            “Then someone counters with “you just don’t understand gay people and why it’s hurtful!””
            The reason the term is demeaning and offensive to the GLBTQ community is not self-evident to some people. And the statement quoted above isn’t a counter to “is a suspension really an effective/fair punishment”, it’s a counter to people who try to argue that the term is just “a common insult” so shouldn’t be treated any differently from other common insults. Or when people try to argue that intent is somehow a factor in whether the term is or is not demeaning or offensive to the GLBTQ community. Or when people try to argue that because Will Johnson is straight then the term cannot be demeaning or offensive to the GLBTQ community. Use of the term in question is a “genuine deliberate attack on a person based on race/sexual orientation”.

            • Ed says:

              No one is trying to tell the LGBT community how they should feel about anything.

              “Use of the term in question is a genuine deliberate attack on a person based on race/sexual orientation”

              Simply not true. While using the word in any context is offensive to gay people, AG was not making a deliberate attack on someone for being gay. This is very different than if someone called a black person the N word, for example. Intent should matter in how MLS enforces its conduct policy.

              • XPK says:

                All that matters to the MLS is that slurs such as the one used by Gordon are demeaning and offensive to the GLBTQ community.
                The MLS cares about how language like this used to insult someone else is demeaning and offensive to the GLBTQ community.
                “No one is trying to tell the LGBT community how they should feel about anything.”
                But what do you do right away after making this statement? You tell me, a member of the GLBTQ community that use of the word is “not a deliberate attack on someone for being gay”. I just told you that it is indeed an attack based on sexual orientation. That it is demeaning. That it is offensive. And you keep telling me that I need to understand that Gordon’s intent with using a derogatory, insulting, gay slur was not actually to be derogatory or insulting to me. Well, it was. It is. I’ve been saying this for days, and people still don’t get it.
                Thankfully the MLS does get it, which is why their policy is set up the way it is.
                At least the MLS is listening.

              • Ed says:

                Look, I think you are misunderstanding what I’m saying.

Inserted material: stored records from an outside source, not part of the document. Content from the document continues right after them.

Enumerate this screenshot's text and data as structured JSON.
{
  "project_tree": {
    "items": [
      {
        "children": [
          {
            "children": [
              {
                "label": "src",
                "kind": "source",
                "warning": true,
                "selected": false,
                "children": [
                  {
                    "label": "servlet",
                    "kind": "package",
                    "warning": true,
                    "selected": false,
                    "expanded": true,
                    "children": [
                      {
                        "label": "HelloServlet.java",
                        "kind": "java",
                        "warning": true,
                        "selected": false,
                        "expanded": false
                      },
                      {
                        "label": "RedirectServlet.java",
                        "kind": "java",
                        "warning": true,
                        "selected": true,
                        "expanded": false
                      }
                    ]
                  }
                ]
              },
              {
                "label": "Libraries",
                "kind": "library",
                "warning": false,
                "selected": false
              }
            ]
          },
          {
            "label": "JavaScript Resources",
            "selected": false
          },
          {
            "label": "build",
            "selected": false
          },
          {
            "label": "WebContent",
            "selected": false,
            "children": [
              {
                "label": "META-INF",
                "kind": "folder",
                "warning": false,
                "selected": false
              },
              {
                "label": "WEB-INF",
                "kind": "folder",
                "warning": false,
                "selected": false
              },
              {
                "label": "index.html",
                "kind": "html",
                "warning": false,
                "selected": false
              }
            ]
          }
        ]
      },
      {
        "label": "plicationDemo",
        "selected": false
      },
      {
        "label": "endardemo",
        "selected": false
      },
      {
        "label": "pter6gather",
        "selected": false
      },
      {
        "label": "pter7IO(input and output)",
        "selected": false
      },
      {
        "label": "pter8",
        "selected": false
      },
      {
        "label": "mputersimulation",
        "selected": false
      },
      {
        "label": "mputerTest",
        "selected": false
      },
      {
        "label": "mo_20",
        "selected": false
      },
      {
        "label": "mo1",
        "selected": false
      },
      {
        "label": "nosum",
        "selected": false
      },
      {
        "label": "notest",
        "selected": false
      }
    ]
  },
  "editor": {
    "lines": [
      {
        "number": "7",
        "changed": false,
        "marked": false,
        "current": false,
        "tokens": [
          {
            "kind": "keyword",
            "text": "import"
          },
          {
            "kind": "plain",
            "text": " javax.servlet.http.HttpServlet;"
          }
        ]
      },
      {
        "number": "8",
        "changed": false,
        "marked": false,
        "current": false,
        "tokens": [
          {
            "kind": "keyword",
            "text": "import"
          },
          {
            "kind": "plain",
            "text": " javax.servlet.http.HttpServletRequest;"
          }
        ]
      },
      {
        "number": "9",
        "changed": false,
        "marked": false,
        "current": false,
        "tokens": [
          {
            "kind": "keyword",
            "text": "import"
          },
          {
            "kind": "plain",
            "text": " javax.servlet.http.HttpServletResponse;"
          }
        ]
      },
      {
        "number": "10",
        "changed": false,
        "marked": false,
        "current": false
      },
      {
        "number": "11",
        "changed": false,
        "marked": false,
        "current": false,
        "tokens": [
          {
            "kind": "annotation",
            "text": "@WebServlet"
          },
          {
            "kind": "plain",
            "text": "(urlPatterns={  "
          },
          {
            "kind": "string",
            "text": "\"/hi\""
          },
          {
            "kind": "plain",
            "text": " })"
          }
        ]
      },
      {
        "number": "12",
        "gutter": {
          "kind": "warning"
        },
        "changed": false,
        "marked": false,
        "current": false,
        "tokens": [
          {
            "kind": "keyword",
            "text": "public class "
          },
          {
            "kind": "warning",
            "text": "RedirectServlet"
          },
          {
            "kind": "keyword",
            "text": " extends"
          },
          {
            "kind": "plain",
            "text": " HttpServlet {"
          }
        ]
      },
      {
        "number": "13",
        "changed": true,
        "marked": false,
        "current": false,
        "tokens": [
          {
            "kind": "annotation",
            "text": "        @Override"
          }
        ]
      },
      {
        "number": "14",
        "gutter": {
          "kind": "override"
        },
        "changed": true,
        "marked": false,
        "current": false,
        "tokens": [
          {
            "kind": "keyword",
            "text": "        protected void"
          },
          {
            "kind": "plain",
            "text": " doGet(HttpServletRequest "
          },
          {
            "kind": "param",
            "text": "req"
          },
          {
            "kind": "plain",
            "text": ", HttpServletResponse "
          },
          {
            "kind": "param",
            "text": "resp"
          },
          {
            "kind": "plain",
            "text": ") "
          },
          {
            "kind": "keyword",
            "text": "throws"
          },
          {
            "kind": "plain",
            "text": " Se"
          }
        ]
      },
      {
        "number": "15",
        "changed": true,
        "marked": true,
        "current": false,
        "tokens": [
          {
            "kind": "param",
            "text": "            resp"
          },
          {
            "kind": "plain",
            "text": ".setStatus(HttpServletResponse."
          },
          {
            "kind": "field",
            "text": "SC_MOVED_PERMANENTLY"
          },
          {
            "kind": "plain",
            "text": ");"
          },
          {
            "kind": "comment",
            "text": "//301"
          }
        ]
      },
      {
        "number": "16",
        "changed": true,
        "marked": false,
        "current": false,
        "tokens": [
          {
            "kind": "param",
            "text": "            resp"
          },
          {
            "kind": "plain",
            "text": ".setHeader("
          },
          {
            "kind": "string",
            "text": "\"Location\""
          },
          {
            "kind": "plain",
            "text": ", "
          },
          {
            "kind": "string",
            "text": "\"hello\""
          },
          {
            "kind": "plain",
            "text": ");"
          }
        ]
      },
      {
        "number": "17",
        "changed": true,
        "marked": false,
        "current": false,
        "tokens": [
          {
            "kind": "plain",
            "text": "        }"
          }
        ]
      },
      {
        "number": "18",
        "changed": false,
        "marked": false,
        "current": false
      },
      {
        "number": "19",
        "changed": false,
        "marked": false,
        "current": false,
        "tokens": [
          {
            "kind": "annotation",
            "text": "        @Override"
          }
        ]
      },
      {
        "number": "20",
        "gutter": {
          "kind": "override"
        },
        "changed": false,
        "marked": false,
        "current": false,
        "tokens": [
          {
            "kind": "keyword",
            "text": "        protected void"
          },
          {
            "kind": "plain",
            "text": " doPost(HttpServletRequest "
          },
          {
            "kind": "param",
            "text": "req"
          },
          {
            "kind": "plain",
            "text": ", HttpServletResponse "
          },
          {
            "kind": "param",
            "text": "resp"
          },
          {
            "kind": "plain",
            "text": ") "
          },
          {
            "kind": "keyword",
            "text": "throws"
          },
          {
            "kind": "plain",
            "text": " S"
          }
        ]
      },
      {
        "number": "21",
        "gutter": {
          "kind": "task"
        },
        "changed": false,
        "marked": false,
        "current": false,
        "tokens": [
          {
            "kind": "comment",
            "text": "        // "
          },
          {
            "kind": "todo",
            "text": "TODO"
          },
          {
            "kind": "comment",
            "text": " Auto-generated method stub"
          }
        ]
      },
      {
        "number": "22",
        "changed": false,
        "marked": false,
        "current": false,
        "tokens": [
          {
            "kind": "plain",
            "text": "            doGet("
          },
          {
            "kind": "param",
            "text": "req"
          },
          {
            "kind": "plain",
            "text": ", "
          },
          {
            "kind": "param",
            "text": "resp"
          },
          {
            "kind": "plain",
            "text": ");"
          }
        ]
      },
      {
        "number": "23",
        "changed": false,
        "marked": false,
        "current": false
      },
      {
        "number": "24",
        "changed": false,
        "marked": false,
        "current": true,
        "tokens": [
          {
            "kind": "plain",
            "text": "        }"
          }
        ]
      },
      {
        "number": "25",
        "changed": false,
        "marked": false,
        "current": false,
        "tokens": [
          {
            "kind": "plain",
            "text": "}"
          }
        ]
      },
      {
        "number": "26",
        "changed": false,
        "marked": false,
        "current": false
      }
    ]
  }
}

                I even acknowledge that “using the word in any context is offensive to gay people”

                But whatever.

              • XPK says:

                “Intent should matter in how MLS enforces its conduct policy.”
                Ed, I’m pretty sure this is the crux of your disagreement with the MLS policy. It seems your worry is that in society we can’t really expect to limit all words or phrases that people may find offensive because that is impossible. I agree this is true in civil society.
                The MLS is not civil society. It is a separate entity that is responsible for how the conduct of its employees does or does not affect their brand or their fans. The MLS has decided that language of this nature damages their brand and also does harm to the object of the slur (because the object of any slur is not only the person the slur is directed at, but all the people the slur is using as an insult.) This is why the MLS remains unconcerned about intent.
                I don’t think the MLS policy is going to trickle over into civil society (re: punishment for using the language) or that it should, but hopefully the idea behind the policy (“using the word in any context is offensive to gay people”) does.